Liability as it applies to private security and state security regulations is different. The police, in general, enjoy qualified immunity that protects them in case they end up breaching the law while performing their duty. In fact, law enforcement personnel are required to undergo training and education. There are many governing bodies that regulate how public officials should behave.
Professionals in the private security sector also have to deter criminal or suspicious activity, but their training and education requirements vary from employer to employer. Private security personnel are required to follow the federal and state laws as they apply to any other employee.
More specifically, security personnel are more vulnerable to cases involving negligence and they are also liable for actions involving intentional injury.
Security guards should be aware of the degree of permissible force that they are authorized to use. This can be difficult to determine in certain cases. Security personnel should not use more force than is necessary to reasonably remove or retrain individuals.
The employer of the security guard can be held liable if they assault a person. This can be seen in the court case Hawkins v. Wilton (2006) 144 Cal.App.4th 936-44 [51 Cal.Rptr.3d 1, 5-6]. In other words, many states, including Texas, place the responsibility of hiring competent security personnel by carrying out background checks and ensuring they have adequate training.
The civil case Cervantez v. J.C. Penney Company is a classic example of liabilities enforced upon security personnel. In this case, Penney was sued for false arrest, assault and battery, negligence, and intentional tort. Another case that has heavily impacted the private security is Burdeau v. McDowell.

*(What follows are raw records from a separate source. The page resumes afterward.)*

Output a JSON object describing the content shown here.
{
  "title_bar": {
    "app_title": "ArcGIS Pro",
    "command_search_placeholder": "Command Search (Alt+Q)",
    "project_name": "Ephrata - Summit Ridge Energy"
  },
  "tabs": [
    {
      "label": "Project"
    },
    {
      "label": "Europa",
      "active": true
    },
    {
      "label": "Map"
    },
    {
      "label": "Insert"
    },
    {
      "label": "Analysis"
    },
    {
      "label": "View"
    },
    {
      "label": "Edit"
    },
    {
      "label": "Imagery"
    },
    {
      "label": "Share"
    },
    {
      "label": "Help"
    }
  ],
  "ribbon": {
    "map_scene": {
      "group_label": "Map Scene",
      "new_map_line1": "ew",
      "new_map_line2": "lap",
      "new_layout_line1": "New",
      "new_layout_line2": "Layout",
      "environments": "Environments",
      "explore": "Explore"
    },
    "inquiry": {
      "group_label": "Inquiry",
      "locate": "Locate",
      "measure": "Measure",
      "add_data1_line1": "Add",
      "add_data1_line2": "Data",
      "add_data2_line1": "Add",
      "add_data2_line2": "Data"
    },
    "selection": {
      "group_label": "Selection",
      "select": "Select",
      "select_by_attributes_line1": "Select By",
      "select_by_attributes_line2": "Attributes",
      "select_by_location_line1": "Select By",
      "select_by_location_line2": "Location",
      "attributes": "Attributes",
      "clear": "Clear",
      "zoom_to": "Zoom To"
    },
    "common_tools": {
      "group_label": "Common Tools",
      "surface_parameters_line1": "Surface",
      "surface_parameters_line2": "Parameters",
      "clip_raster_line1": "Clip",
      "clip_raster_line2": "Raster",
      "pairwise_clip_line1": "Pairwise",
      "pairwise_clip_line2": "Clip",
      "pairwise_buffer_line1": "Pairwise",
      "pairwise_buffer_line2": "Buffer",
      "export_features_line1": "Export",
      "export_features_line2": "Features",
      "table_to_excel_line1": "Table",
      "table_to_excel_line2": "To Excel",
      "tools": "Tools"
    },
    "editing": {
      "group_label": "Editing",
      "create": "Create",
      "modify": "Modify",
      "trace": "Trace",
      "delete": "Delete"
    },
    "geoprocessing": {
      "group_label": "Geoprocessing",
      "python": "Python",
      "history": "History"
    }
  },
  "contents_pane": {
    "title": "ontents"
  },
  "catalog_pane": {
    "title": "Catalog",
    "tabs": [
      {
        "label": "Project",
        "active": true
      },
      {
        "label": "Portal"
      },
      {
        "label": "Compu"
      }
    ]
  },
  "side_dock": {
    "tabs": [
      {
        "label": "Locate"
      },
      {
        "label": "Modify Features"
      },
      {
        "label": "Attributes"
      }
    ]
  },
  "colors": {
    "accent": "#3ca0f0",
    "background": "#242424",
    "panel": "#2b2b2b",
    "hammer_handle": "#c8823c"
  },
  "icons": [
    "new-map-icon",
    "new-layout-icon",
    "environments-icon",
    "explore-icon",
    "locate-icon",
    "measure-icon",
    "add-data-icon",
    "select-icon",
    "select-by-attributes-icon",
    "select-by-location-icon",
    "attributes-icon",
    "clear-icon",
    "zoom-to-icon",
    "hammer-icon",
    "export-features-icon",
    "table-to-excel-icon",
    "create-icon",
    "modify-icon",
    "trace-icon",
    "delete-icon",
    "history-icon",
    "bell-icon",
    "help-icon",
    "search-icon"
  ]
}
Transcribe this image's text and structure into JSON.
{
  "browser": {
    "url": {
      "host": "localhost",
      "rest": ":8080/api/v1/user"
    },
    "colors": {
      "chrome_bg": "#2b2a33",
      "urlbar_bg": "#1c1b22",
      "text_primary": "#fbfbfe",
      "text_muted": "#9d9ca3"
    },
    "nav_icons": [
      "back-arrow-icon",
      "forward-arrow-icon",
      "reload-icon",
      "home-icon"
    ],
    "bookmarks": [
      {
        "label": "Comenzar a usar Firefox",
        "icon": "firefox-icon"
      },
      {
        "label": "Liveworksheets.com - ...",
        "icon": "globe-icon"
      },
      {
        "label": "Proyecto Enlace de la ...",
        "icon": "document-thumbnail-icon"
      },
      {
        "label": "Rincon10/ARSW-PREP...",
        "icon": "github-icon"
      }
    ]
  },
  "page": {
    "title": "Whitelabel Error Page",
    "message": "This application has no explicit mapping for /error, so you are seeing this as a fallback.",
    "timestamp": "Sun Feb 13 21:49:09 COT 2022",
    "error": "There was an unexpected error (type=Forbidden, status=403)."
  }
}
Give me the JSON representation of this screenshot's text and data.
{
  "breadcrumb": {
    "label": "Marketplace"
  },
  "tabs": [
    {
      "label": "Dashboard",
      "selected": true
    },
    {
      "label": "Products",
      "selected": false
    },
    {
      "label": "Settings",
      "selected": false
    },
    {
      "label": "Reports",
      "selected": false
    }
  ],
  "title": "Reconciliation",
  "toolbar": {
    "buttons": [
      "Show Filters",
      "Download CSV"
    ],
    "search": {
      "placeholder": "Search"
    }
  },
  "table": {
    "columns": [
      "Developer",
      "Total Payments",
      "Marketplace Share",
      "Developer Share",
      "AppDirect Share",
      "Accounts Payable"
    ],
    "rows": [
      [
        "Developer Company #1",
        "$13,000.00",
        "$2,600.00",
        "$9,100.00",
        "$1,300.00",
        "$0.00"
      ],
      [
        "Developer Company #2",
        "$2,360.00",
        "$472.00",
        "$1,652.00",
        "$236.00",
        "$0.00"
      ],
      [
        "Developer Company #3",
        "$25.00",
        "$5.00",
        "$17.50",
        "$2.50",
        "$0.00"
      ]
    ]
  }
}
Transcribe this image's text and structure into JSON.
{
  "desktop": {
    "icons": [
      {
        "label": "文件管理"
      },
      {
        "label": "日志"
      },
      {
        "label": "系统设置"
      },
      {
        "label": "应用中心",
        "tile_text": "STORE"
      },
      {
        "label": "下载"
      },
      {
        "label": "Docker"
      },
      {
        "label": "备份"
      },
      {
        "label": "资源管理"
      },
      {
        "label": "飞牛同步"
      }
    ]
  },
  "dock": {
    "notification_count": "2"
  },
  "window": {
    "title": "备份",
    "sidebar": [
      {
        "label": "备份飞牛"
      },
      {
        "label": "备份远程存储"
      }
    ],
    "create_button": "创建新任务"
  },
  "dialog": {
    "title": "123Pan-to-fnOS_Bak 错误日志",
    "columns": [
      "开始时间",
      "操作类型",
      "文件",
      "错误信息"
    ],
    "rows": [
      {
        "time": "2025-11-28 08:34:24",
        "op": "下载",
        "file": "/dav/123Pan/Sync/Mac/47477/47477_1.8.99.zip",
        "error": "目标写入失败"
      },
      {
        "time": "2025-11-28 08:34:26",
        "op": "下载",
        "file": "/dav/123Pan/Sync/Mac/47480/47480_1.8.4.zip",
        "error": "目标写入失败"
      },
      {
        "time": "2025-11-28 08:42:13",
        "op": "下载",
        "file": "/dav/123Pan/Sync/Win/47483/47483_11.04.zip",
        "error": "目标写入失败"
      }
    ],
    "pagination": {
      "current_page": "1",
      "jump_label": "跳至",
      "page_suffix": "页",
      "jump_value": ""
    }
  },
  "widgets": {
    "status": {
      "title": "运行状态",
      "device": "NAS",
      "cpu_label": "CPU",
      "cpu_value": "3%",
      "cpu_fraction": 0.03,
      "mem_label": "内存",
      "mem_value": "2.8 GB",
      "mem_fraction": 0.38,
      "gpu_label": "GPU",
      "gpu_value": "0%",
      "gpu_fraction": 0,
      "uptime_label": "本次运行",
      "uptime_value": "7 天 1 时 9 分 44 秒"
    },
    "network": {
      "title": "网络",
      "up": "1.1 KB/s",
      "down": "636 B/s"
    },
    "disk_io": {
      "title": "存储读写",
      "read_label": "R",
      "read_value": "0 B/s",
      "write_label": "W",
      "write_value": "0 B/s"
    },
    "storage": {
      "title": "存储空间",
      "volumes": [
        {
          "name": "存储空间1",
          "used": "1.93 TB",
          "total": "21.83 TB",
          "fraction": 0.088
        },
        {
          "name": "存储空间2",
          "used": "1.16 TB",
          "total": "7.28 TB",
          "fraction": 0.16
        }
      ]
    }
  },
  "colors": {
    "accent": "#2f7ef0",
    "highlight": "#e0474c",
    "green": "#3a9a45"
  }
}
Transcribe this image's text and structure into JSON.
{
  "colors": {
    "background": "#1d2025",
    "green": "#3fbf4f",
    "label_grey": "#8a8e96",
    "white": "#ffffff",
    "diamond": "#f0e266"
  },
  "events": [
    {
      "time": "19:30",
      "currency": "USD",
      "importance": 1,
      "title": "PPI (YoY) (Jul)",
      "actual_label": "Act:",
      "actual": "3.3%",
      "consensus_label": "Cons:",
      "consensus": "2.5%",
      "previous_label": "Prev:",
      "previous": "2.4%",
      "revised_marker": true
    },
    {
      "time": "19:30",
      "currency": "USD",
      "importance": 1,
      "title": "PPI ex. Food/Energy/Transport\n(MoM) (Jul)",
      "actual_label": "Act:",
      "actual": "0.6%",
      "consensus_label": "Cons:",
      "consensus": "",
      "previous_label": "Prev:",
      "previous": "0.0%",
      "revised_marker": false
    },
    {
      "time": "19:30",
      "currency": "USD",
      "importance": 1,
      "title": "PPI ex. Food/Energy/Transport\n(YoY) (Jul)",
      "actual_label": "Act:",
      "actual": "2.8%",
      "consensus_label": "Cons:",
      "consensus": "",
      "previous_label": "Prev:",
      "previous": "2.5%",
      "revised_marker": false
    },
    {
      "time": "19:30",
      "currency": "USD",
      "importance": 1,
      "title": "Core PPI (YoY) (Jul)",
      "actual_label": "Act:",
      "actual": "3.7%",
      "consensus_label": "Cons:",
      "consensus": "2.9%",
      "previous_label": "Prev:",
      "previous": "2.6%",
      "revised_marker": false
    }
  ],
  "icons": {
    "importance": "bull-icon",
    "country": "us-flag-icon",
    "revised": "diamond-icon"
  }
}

In the Burdeau v. McDowell, Mr. McDowell filed an action against the district court requesting an order for the return to him of certain items. He alleged that thr items were unlawfully confiscated from him. The Supreme Court ruled that the government was allowed to hold the items in order to use them for prosecuting an offense because the times were of an incrimination nature and did not violate the owner’s rights.
The court also ruled that the plaintiff’s fourth or fifth amendments were not violated when the items were seized from them.
This case proves that security personnel can, within certain jurisdictional limits, and within the law of color, seize a person’s belongings as long as they are acting unlawfully or damaging property.